Record Numbers of Homeless Kids Putting Strain on Schools

At 15, Jarvis Nelson should be in high school and even thinking about college.

Yet Jarvis is in seventh grade, and doesn’t know where he’ll go to high school — or even where he will be living — when he graduates from junior high, hopefully next year.

That’s because Jarvis has attended three different schools in the past four months. He’s lived in three different places on the North and South Sides of the city — including his most recent home, a temporary shelter in Lake View.

Jarvis, like thousands of other students in Chicago Public Schools, is homeless.

He is just one of more than 10,660 students who were homeless at the beginning of the school year. That’s 1,466 more than at the same point in the previous school year, according to a CPS tally.

read more:

Thanks to Kedmobee for bringing this to the attention of the It’s Interesting community.

58 Year Old Homeless Woman Lives Undetected for a Year in Tokyo Man’s Closet


A Tokyo man had to install video cameras in his apartment, after he found food to be inexplicably disappearing over the past several months.  The security cameras were rigged to send the images to his mobile phone.

One of the cameras spotted an image moving about in the man’s home.  The apartment owner phoned police, believing the image to be that of a burglar.  The cops were shocked to find the door locked and all the windows sealed shut.  Upon entering the house, the police began searching every nook and cranny, until they stumbled across a 58-year-old homeless woman curled up on a shelf closet.

She told police that she had snuck into the home one day, about a year ago, when the homeowner had inadvertently left the door unlocked.  In the year that she was living there, she says she had moved a mattress into the small closet space, taken showers when the man wasn’t home, and helped herself to some food.

The woman was arrested and charged with trespassing.

New Poverty Muppet Premieres on Sesame Street Today


Sesame Street is on a mission to tackle childhood hunger and homelessness, premiering a new character whose background highlights children who live in such poverty.

Lily, the newest muppet on Sesame Street, comes from an impoverished family.

Country music singer Brad Paisley and his wife, actress Kimberly Williams Paisley, will host the hour-long show, titled “Growing Hope against Hunger.”

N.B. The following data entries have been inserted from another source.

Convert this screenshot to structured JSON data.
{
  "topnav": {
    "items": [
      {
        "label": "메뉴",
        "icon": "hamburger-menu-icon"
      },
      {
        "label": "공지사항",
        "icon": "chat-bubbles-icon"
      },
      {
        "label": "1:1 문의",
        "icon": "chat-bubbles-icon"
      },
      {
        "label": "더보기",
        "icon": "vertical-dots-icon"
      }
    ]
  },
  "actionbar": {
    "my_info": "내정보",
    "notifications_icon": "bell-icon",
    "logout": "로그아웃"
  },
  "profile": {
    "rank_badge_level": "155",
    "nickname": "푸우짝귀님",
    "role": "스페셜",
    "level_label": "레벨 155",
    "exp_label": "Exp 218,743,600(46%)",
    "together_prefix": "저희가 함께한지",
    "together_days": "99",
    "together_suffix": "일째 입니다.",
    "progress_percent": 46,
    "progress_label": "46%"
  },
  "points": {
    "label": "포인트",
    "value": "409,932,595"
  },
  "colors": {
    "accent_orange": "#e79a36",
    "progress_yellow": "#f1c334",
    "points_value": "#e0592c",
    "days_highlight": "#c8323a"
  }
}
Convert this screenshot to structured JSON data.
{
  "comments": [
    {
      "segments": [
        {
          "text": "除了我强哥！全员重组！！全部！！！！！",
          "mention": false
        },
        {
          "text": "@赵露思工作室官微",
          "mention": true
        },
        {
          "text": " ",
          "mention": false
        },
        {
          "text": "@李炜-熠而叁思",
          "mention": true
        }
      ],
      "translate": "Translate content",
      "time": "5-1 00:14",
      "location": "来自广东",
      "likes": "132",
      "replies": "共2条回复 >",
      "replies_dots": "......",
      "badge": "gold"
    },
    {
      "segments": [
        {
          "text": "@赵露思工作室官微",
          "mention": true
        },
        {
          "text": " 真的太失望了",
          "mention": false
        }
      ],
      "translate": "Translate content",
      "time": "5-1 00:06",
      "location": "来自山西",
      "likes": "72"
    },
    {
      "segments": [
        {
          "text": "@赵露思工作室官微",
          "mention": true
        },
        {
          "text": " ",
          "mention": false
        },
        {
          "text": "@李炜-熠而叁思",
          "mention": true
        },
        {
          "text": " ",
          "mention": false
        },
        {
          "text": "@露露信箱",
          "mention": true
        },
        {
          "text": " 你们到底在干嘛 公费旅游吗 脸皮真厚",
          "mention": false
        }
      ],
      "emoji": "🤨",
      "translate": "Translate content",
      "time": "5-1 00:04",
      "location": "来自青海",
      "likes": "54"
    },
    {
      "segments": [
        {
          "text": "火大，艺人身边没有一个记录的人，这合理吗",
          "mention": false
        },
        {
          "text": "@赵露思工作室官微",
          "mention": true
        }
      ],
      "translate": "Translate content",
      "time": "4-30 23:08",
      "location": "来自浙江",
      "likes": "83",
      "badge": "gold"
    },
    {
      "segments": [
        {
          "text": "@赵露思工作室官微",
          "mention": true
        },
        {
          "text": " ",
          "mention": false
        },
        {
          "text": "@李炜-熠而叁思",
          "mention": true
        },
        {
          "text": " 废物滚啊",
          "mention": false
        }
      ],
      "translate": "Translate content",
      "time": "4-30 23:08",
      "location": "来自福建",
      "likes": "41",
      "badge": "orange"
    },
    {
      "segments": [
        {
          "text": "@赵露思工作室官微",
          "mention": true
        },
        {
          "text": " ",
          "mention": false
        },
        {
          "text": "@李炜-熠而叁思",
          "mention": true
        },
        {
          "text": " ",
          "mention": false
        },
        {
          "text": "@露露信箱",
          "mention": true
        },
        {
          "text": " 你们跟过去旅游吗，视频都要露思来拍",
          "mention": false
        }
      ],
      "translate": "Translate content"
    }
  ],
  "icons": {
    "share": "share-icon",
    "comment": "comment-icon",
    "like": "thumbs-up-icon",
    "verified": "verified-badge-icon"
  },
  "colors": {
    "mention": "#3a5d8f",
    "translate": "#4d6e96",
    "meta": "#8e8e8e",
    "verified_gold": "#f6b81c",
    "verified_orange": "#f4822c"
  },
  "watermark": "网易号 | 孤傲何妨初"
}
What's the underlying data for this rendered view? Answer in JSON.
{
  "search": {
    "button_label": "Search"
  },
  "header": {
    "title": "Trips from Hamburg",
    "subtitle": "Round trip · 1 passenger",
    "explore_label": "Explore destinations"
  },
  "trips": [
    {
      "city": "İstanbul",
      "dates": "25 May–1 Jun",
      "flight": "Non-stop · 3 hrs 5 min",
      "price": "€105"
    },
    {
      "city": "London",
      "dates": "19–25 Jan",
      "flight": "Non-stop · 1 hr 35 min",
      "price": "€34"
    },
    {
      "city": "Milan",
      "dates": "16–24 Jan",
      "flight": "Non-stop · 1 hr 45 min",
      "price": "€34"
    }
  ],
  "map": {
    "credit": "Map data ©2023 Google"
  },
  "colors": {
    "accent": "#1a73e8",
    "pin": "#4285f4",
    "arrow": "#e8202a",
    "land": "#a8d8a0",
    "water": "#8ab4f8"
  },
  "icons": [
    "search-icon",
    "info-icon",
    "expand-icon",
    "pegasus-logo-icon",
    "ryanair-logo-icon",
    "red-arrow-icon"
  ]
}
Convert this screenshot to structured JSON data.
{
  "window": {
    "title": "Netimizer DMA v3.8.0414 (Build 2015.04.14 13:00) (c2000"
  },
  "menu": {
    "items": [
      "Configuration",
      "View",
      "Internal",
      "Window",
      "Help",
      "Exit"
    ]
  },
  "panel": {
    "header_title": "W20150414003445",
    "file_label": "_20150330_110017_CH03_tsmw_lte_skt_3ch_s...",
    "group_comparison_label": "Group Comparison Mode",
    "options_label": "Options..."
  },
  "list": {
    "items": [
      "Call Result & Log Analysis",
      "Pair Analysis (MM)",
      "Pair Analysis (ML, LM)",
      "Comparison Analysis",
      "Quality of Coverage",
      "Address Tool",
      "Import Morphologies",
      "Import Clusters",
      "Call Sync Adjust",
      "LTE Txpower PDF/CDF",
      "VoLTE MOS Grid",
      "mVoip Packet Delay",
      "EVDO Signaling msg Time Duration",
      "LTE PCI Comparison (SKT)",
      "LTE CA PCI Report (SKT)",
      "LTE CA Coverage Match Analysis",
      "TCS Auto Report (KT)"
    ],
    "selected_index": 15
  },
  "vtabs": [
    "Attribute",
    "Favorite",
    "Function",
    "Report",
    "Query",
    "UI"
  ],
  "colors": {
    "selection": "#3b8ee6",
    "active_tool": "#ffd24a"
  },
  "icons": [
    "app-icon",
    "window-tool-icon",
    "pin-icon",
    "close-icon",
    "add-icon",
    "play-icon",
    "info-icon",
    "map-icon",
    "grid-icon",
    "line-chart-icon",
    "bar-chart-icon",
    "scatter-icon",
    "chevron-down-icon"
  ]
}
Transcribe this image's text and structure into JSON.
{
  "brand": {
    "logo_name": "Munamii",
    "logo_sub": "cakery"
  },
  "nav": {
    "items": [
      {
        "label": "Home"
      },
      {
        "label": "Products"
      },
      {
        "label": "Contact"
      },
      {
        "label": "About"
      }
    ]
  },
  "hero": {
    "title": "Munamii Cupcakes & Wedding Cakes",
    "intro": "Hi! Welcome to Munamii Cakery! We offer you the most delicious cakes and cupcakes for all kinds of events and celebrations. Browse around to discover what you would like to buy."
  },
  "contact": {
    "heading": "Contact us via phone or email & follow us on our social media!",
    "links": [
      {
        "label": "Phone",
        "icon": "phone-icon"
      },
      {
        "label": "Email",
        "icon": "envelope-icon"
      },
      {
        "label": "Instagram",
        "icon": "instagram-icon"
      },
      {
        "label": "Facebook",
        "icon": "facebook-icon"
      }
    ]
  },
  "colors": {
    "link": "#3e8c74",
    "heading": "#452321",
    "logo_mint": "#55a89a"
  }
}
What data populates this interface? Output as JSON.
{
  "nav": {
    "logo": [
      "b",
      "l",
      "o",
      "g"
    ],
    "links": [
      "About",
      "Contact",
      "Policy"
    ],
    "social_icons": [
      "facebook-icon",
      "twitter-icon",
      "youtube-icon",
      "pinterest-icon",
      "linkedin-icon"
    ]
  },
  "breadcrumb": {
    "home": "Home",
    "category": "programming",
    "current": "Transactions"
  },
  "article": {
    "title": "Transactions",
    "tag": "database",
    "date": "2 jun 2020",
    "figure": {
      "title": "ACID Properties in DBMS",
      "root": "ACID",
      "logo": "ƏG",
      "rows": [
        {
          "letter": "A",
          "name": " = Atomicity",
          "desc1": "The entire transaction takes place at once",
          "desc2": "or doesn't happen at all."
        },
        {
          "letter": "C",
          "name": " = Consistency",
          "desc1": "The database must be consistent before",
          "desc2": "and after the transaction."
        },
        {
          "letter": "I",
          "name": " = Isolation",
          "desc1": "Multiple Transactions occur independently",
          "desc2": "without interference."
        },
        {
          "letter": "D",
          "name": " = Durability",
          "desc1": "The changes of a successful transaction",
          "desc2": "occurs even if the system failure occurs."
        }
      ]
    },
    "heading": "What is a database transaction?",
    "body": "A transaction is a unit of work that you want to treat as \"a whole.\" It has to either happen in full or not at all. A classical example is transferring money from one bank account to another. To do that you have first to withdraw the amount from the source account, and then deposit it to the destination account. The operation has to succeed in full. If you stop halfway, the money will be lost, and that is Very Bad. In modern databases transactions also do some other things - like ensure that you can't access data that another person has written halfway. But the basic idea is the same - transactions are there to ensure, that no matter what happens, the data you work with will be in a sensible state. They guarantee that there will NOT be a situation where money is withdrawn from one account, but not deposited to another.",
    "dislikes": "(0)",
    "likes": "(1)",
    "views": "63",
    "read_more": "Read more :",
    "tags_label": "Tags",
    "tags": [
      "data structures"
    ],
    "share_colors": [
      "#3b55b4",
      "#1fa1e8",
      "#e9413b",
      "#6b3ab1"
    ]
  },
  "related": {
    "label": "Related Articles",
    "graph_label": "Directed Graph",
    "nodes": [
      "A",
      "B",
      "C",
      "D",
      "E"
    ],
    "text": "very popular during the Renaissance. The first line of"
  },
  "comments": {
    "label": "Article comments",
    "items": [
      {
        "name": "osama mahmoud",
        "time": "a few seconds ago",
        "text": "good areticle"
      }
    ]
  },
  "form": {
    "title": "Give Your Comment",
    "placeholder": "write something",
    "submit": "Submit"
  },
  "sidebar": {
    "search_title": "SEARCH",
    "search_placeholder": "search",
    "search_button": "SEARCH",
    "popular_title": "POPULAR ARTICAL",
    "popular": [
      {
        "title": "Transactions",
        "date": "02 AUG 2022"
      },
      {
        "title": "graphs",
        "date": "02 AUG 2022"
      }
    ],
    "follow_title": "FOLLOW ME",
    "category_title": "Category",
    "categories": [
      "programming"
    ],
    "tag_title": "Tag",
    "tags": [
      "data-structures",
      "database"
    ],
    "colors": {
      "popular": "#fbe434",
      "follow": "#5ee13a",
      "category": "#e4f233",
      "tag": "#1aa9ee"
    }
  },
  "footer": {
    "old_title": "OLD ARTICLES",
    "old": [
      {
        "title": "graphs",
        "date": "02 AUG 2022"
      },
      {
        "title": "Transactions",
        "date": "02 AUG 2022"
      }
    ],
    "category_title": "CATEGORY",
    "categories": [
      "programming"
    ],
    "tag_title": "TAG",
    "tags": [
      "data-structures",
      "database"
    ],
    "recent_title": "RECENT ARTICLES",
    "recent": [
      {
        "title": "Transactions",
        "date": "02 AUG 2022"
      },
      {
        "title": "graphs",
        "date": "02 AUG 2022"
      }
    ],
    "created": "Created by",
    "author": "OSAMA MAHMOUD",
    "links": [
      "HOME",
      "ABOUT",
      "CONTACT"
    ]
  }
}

“We are honored that Sesame Street, with its long history of tackling difficult issues with sensitivity, caring and warmth, asked us to be a part of this important project,” the couple said in a statement.

The show will air Sunday, Oct. 9. It is sponsored by Walmart.


Frozen In Indifference

“He’s encased in ice, except his legs, which are sticking out like Popsicle sticks,” the caller phoned to tell this reporter.

“Why didn’t your friend call the police?”

“He was trespassing and didn’t want to get in trouble,” the caller replied. As it happens, the caller’s friend is an urban explorer who gets thrills rummaging through and photographing the ruins of Detroit. It turns out that this explorer last week was playing hockey with a group of other explorers on the frozen waters that had collected in the basement of the building. None of the men called the police, the explorer said. They, in fact, continued their hockey game.

From The Detroit News:–Life-goes-on-around-body-found-in-vacant-warehouse#ixzz1R5Z1kmW4

Thanks to P.C. for bringing this to the attention of the It’s Interesting community.

The Neurobiology of Attitudes Towards Homeless People


When faced with the prospect of marginalized, alienated people entering our community, our brains automatically categorize into “us” and “them,” and we perceive dangers with “them.”

We unconsciously view “us” in a better light, and rationalize away facts that might cast us in a negative light. 

Our brains also automatically prompt us to devalue “them,” and cherry-pick data to support this view. 

We then unconsciously work to emphasize ways that we are different from “them,” even when those differences are trivial.

This automatic, unconscious overvaluing of “us” and devaluation of “them” leads to discrimination.

Freud described this phenomenon long ago as “the narcissism of small differences.”

Read this fascinating and provocative article about the neurobiology of atttitudes towards homeless people, written by UT Southwestern Medical Center Dallas psychiatrist Adam Brenner.